‘Contract grading’ billed as revolutionary education practice
A literature class at Davidson College this fall will use “contract grading,” allowing students to pick ahead of time their grade for the class and the workload they need to complete to earn it.
The offer is posed by Professor Melissa Gonzalez for her Introduction to Spanish Literatures and Cultures course, SPA 270, at the private liberal arts college in Davidson, North Carolina.
She is one of several professors across the nation who allow this pick-your-own grade method, billed as a way to eliminate the student-professor power differential and give students control of their education. But critics contend it is just another example of how colleges coddle students from the harsh realities of the real world, which includes competition and goal expectations.
As for Gonzalez, she argues there is “a strong pedagogical rationale for contract grading” in an Aug. 1 email to students obtained by The College Fix. “It can help students focus on learning more than on grades, and therefore make more progress in their learning, with less anxiety.”
Gonzalez did not respond to repeated email requests for comment from The College Fix.
“I aim to foster classroom environments that are radically democratic and empower intellectual risk-taking,” Gonzalez states in her profile on the school’s website.
In her email, Gonzalez urged her former students to sign up for SPA 270, indicating that only two students have enrolled thus far and the class is in danger of being canceled.
“I want to make sure you know about some important innovations I am introducing in the course [contract grading] so that you can decide today or as soon as possible whether you want to take SPA 270 in Fall 2018. If you do, please use ADD/DROP as soon as possible to add it, or the course will have to be cancelled,” she wrote.
Gonzalez is a Hispanic Studies professor who also teaches in the Gender and Sexuality Studies department. In her email, she told students they could “sign a contract indicating the work that they will do in order to earn that grade.”
“At the end of the semester, if the student completed the specific work they said they would, at the satisfactory level, they receive the grade they planned to receive,” her email states.
To support her claim that contract grading improves the academic experience for students, Gonzalez cites a 2009 research paper by scholars Peter Elbow and Jane Danielewicz.
“The contract helps strip away the mystification of institutional and cultural power in the everyday grades we give in our writing courses,” according to the research paper.
“Using the contract method over time has allowed us to see to the root of our discomfort: conventional grading rests on two principles that are patently false: that professionals in our field have common standards for grading, and that the ‘quality’ of a multidimensional product can be fairly or accurately represented with a conventional one-dimensional grade. In the absence of genuinely common standards or a valid way to represent quality, every grade masks the play of hidden biases inherent in readers and a host of other a priori power differentials,” it adds.
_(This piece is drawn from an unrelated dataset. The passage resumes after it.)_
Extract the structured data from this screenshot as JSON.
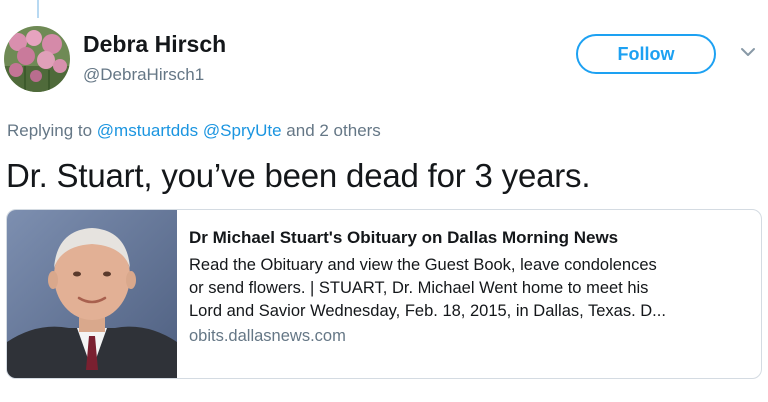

In their paper, Elbow and Danielewicz also contend that contract grading is “used frequently, but discussed rarely. A Google search reveals a surprisingly large number of teachers who use some form of learning contract in various disciplines for diverse goals.”
Davidson, in a blog post on the grading method, refers to it as “an act of community.”
Contract grading has also been referred to as “specs grading” in a 2016 op-ed in Inside Higher Ed by Linda Nilson, director of the office of teaching effectiveness and innovation at Clemson University. She explains that “course grades are based on the bundles of assignments and tests that students complete at a pass/satisfactory level.”
“Bundles that require more work, more challenging work or both earn students higher grades. No more points to painstakingly allocate and haggle over with students. By choosing the bundle they want to complete, students select the final grade they want to earn, taking into account their motivation, time available, grade point needs and commitment,” Nilson stated.
“If a student chooses a C because that’s all he or she needs in your course, you can respect that. Under such conditions, students are often more motivated to learn because they have a sense of choice, volition, self-determination and responsibility for their grade, as well as less grade anxiety.”
But not all students are convinced it’s a good idea, including Davidson College senior Kenny Xu, who is majoring in mathematics.
“It degrades trust in your achievement by outside authorities, including employers, grad schools, scholarships etc.,” he told The College Fix.
“Imagine if an employer saw that you got an A not because you were truly one of the best in the class but because you fulfilled some requirement YOU personally set. Would he really trust that A? I think not.”
“Colleges are increasingly viewing themselves as a support system rather than an institution of learning,” Xu added.
“Learning is not supposed to be easy, or comfortable. Excellence requires that you step out of your comfort zone and compete. Colleges are becoming shelters, which is not what this country nor what this generation needs.”